• [Exercise goal]:
Please state in a single number how many lines of the entries below include the word "nibh".
---------- Recorded data
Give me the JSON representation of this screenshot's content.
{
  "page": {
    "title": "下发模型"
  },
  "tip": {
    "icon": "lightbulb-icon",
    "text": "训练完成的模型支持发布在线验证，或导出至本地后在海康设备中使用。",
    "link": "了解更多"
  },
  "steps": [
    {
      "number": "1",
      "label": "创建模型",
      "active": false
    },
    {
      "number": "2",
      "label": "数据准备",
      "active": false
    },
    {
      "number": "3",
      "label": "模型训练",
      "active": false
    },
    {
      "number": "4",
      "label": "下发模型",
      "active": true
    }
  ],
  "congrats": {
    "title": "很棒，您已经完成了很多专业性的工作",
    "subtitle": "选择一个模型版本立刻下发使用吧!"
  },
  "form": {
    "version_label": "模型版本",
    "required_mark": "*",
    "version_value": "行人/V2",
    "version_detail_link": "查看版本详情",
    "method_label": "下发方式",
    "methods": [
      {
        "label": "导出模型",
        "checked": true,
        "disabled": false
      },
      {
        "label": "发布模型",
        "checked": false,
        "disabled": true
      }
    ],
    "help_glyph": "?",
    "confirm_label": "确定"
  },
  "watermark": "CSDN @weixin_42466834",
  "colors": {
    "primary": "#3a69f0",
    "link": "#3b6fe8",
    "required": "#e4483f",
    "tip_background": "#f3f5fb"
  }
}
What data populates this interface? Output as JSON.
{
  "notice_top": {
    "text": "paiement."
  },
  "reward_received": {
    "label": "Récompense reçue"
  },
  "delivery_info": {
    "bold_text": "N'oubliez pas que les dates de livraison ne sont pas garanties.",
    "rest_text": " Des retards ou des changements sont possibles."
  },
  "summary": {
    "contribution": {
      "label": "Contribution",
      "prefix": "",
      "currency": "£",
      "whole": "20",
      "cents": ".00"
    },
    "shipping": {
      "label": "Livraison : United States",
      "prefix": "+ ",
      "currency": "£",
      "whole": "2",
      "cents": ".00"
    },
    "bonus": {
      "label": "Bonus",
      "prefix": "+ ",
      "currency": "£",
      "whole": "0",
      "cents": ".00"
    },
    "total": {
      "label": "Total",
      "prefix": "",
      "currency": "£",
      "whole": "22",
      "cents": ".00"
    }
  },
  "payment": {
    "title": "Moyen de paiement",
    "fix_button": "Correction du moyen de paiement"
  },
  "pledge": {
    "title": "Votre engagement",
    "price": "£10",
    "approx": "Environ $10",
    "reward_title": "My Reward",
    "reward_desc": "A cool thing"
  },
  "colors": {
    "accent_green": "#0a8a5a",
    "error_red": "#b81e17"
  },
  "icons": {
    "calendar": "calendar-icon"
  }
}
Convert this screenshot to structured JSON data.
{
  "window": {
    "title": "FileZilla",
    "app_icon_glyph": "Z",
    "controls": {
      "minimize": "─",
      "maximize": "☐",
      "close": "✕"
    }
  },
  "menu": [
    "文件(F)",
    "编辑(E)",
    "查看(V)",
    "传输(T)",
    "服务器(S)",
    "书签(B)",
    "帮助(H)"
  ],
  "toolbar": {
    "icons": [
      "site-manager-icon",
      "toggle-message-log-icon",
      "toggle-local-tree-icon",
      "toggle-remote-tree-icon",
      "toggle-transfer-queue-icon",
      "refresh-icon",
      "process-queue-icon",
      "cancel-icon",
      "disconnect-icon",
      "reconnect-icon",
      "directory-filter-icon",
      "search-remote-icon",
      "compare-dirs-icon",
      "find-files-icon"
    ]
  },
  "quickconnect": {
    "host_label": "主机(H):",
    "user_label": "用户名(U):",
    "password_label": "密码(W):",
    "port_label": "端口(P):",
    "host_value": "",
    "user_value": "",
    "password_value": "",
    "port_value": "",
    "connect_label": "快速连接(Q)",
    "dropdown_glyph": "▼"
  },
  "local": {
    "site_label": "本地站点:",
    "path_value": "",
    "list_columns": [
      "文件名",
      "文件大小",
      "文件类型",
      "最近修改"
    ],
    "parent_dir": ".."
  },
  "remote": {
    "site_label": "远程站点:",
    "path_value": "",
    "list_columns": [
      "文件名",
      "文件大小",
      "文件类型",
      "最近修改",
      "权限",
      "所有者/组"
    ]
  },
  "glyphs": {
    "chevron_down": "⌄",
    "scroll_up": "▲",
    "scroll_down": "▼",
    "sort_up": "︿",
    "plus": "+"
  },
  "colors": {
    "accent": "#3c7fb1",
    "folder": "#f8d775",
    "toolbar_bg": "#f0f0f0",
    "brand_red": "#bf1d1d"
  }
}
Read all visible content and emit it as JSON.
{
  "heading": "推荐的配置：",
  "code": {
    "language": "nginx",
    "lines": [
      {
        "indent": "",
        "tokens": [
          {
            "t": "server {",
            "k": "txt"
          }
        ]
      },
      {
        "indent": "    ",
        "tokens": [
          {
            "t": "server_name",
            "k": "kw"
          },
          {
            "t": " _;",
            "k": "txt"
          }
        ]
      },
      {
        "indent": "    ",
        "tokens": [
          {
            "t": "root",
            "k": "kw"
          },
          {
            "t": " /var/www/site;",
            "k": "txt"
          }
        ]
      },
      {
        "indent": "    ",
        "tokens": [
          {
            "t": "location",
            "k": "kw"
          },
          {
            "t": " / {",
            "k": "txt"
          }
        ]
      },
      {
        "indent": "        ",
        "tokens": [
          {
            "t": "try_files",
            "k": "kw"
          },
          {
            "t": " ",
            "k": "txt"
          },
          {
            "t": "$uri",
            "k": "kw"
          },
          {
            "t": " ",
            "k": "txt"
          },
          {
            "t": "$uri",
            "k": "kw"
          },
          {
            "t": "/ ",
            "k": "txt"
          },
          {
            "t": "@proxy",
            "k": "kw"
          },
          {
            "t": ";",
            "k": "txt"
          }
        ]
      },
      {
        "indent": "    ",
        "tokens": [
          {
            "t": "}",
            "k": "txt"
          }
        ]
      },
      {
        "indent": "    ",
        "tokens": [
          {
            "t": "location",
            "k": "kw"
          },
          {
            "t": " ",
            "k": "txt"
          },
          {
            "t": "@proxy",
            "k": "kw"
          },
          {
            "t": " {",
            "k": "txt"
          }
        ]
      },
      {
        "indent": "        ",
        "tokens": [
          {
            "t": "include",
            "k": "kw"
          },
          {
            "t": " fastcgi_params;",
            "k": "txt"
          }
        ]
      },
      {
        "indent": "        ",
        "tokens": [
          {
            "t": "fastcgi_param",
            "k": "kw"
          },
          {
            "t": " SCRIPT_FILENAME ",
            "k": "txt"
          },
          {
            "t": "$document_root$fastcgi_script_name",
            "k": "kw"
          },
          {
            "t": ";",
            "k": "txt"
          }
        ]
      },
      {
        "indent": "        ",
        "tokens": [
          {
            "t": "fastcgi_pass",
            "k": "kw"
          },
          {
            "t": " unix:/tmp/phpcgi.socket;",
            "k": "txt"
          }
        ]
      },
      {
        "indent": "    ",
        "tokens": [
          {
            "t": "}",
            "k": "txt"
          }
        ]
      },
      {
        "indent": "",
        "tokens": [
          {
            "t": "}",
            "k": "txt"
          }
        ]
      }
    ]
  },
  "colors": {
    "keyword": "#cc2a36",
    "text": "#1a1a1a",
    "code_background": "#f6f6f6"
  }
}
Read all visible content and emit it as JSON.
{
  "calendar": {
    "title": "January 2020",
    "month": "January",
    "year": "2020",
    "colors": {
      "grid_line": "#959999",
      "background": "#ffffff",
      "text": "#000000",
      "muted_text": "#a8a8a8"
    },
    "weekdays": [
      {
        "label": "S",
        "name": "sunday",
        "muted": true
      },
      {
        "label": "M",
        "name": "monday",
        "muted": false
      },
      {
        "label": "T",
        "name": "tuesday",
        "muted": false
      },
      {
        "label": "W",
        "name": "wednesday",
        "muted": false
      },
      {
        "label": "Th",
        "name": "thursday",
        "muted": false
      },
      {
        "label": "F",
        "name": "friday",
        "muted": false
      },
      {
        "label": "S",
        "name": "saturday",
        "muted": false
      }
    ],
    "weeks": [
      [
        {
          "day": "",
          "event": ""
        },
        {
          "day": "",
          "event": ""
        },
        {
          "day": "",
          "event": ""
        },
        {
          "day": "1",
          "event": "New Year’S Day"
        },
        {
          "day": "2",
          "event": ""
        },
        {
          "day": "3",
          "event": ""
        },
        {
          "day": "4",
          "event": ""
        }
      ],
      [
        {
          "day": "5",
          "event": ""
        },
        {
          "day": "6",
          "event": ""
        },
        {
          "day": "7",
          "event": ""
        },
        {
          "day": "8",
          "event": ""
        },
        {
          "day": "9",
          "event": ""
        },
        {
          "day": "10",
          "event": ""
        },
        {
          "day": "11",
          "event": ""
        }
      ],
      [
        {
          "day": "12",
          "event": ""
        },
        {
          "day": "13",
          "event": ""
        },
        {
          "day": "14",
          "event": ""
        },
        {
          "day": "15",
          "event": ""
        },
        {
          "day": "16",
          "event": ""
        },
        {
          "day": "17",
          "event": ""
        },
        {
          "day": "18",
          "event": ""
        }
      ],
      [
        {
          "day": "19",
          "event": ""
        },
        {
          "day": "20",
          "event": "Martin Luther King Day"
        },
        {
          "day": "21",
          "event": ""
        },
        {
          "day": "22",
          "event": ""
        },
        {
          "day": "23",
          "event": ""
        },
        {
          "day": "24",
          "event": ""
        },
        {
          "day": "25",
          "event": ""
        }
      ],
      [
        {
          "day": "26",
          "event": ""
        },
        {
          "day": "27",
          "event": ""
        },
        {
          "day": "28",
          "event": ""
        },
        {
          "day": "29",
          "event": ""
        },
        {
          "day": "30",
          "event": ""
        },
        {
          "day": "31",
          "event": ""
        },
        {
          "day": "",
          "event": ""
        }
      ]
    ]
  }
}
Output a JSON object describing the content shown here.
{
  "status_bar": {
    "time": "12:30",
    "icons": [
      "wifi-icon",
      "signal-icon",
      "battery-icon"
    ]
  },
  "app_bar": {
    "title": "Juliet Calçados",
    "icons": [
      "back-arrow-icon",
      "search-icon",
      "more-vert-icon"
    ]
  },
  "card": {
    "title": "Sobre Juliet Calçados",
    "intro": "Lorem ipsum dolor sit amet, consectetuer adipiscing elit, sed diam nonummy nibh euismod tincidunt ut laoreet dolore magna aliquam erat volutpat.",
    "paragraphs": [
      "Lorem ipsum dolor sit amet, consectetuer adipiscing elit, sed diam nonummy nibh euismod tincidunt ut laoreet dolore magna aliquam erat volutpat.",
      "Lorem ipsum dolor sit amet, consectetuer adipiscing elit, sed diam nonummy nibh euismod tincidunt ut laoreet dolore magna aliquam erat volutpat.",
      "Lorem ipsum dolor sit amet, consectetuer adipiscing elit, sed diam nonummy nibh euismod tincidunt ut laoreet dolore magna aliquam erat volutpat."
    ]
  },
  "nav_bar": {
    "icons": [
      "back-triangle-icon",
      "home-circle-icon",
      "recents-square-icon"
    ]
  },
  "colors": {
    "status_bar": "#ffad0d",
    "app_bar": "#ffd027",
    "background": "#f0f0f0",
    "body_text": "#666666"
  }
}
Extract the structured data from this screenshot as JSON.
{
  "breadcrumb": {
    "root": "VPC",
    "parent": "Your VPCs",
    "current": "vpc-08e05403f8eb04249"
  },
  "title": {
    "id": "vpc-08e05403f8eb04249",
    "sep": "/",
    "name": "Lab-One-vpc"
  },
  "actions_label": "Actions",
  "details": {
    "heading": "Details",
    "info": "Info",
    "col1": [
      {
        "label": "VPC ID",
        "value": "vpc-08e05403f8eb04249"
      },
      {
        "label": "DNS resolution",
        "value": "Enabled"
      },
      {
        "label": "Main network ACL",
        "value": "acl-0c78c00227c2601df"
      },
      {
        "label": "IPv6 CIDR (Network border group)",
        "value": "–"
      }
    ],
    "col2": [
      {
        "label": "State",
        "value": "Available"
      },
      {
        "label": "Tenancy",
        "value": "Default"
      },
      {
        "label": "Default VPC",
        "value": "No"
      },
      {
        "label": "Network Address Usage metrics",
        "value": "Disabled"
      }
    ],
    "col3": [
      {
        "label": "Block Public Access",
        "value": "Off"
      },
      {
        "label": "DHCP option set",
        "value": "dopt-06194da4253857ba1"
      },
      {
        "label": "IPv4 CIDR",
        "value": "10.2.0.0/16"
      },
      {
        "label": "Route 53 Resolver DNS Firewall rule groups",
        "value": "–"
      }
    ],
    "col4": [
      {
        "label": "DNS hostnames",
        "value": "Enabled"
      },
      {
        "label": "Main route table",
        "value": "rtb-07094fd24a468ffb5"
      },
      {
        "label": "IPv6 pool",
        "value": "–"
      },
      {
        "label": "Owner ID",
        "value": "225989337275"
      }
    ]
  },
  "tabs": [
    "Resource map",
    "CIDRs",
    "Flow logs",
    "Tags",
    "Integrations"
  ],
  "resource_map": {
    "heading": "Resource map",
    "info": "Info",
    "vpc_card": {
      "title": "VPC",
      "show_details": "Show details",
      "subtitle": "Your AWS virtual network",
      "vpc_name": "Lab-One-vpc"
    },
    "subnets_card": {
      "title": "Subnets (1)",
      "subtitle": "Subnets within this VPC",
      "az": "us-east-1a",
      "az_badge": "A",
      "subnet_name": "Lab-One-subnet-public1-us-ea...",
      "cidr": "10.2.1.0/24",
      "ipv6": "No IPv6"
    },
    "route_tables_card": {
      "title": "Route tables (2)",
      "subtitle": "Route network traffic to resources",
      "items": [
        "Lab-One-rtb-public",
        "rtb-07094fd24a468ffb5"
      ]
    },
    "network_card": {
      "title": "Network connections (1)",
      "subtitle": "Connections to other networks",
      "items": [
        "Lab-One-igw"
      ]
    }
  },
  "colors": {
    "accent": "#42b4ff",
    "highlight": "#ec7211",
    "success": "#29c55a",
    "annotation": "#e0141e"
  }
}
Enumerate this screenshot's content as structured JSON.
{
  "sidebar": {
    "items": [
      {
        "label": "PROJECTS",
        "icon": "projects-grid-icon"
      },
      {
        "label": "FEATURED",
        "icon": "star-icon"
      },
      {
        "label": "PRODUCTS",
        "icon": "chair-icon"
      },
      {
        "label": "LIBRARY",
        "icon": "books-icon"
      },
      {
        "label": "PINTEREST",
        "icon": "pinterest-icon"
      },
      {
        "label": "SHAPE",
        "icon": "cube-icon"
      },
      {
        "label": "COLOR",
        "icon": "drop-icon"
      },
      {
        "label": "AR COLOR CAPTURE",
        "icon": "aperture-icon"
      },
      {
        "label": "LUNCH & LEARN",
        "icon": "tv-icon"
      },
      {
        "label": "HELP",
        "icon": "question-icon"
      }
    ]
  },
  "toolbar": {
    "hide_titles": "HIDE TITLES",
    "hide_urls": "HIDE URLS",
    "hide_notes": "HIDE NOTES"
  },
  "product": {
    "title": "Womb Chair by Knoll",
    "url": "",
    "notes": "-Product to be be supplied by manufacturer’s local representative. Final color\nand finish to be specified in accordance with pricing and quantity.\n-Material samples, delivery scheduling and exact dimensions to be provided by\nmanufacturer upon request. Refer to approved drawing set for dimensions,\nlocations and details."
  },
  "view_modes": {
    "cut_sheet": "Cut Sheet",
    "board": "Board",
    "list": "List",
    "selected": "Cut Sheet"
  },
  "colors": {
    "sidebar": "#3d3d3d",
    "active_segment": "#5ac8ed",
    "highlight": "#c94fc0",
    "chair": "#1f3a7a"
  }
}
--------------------
• [Your response]:
4